“Come, on…Christmas is for kids. It’s about parents getting kids gifts. Not kids getting gifts for the parents,” he said. “Wow, we can’t even watch TV. There’s no TV! I can’t believe it. Everything’s gone.”
“That’s okay, Kyle” I said. “You already gave me a great gift for Christmas …”
“Before you, I never had a son to love and I always wanted one. Now I have a son.”
Each time he says it he says it the same way, almost singing the same three notes. Sometimes it springs from anxiety after he’s done something bad. He says it in a whisper each night in bed, halfway between consciousness and dream. It’s the triplet that ends our phone conversations. He doesn’t say it by rote, but I know Kyle well enough to realize that it always doesn’t mean what it says. Sometimes it means: ‘Don’t give up on me.’ Sometimes it means ‘I’m scared. Protect me.’ Or ‘Please don’t punish me.”
I often tell Kyle that I know him better than he knows himself and I should. I was there since he was two and a half, sharing his nightmares and fears, teaching him to ride a bike, learn English, control his anger, helping him understand race, politics, how reality is different than a dream, why lying about the tooth fairy was an act of love (he caught on immediately—‘And what about Santa Claus?’ Is that something parents make up too?’), explaining why, even within the world of ‘Star Wars’ Darth Vader was not a good role model and that he was an even worse one in our world. I took him to live theater over and over hoping my passion was contagious.

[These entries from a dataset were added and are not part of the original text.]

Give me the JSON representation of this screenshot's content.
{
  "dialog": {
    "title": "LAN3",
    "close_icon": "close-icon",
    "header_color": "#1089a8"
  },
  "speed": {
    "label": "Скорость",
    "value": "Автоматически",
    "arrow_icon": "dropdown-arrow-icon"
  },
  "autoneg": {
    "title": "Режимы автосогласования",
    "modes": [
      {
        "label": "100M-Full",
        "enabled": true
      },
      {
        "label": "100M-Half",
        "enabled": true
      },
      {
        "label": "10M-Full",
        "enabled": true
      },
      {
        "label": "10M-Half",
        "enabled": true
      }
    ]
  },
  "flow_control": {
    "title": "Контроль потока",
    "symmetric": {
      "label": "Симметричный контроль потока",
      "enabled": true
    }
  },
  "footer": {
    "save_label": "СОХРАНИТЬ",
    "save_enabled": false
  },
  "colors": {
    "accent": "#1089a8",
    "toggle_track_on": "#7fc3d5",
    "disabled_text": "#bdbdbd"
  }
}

As well as I know him, I understand myself too, well enough to recognize how much I enjoy hearing those words. Kyle can be an astutely manipulative boy and he recognizes the power these words have over me. Still, there are times when I don’t doubt their spontaneity and sincerity.
“I love you…” he whispered.
“I love you too…”
It was dark, no lights in the room. All the lamps had been taken away. We stood in the silence, gazing out the big windows, savoring the delicious view, knowing we might never see it like this again. With the furniture gone, it felt like we were suspended in air, floating above the city.
The blue arc lights from penthouses at the Time Warner Center and whiter ones up Broadway around Lincoln Center, the red taillights of cabs and the changing green-yellow-red traffic lights, lit up the city around us like a Christmas tree.